Getting Started Buying a Solar hot water heater

Posted by Mr. Hachis | On: Dec 03 2012

Most people, when they think of going solar, don't think of the hot water system as the first thing to invest in. Rather, they feel that the should try to power up their entire homes. A solar hot water heater is considered, though, but most accounts, the ideal stepping-off point for anyone who's new to the technology.

A solar hot water heater tends to be far more efficient at using up the solar power that comes its way than a regular solar power system.

Now you might think that there's just one kind of solar hot water heater out there today. But that's really not true. There are in fact, thousands of kinds that have been designed over the past 20 years or so. Today, there are basically five kinds that you could choose from. And they come with some pretty high-tech sounding names too. There is the thermo-siphon heater, the open-loop direct heater, the pressurized glycol heater and the batch heater. There are many things that you need to consider before you decide on one of these.

Let's say that you live in a small household – with two or three members – and you live in a place where it doesn't get too cold in the winter. In this case, you will probably go with a solar batch heater. In fact, if most of the water used in your home happens at the end of the day, this would be an excellent choice.

What if you were to live in a place that was very cold – say in the New England region? Well, the closed loop drain back system or the pressurized glycol system, is considered the perfect choice for such a place.

Let's take a look at how these systems work.

The solar batch heater is about the oldest solar technology around. It's pretty simple – you put an insulated tank of water with a solar collector attached, up on the roof, and out in the sun. Whatever water heats up, it rises to the top, while cold water remains at the bottom. When anyone needs warm water the house, it is suctioned off the top of the tank. There are no electrical components in this, and it's pretty cheap thing.

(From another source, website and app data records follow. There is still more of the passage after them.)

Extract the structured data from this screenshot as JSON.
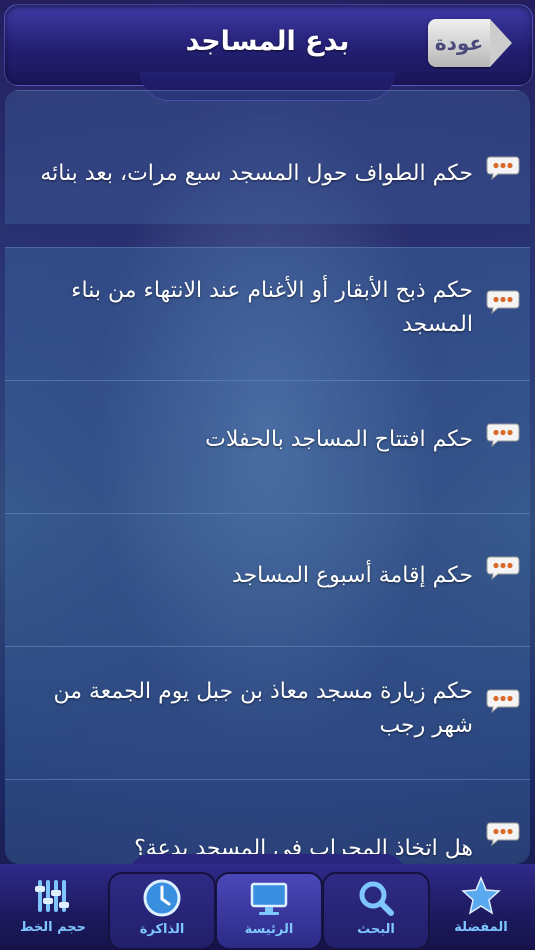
{
  "header": {
    "title": "بدع المساجد",
    "back_label": "عودة"
  },
  "items": [
    {
      "text": "حكم الطواف حول المسجد سبع مرات، بعد بنائه"
    },
    {
      "text": "حكم ذبح الأبقار أو الأغنام عند الانتهاء من بناء المسجد"
    },
    {
      "text": "حكم افتتاح المساجد بالحفلات"
    },
    {
      "text": "حكم إقامة أسبوع المساجد"
    },
    {
      "text": "حكم زيارة مسجد معاذ بن جبل يوم الجمعة من شهر رجب"
    },
    {
      "text": "هل اتخاذ المحراب في المسجد بدعة؟"
    }
  ],
  "tabs": [
    {
      "label": "حجم الخط",
      "icon": "sliders-icon"
    },
    {
      "label": "الذاكرة",
      "icon": "clock-icon"
    },
    {
      "label": "الرئيسة",
      "icon": "monitor-icon",
      "active": true
    },
    {
      "label": "البحث",
      "icon": "search-icon"
    },
    {
      "label": "المفضلة",
      "icon": "star-icon"
    }
  ],
  "colors": {
    "tab_label": "#7fc6ff",
    "bubble_dots": "#d86a2a"
  }
}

The closed loop drainback system is an active set up. it consists of a solar collector out in the sun, and a closed loop of distilled water that passes through the collector, collects heat, and then passes to the hot water heat exchanger farther down. It works very well, and it's quite efficient.

Share and Enjoy

  • Facebook
  • Twitter
  • Delicious
  • LinkedIn
  • StumbleUpon
  • Add to favorites
  • Email
  • RSS

Leave a comment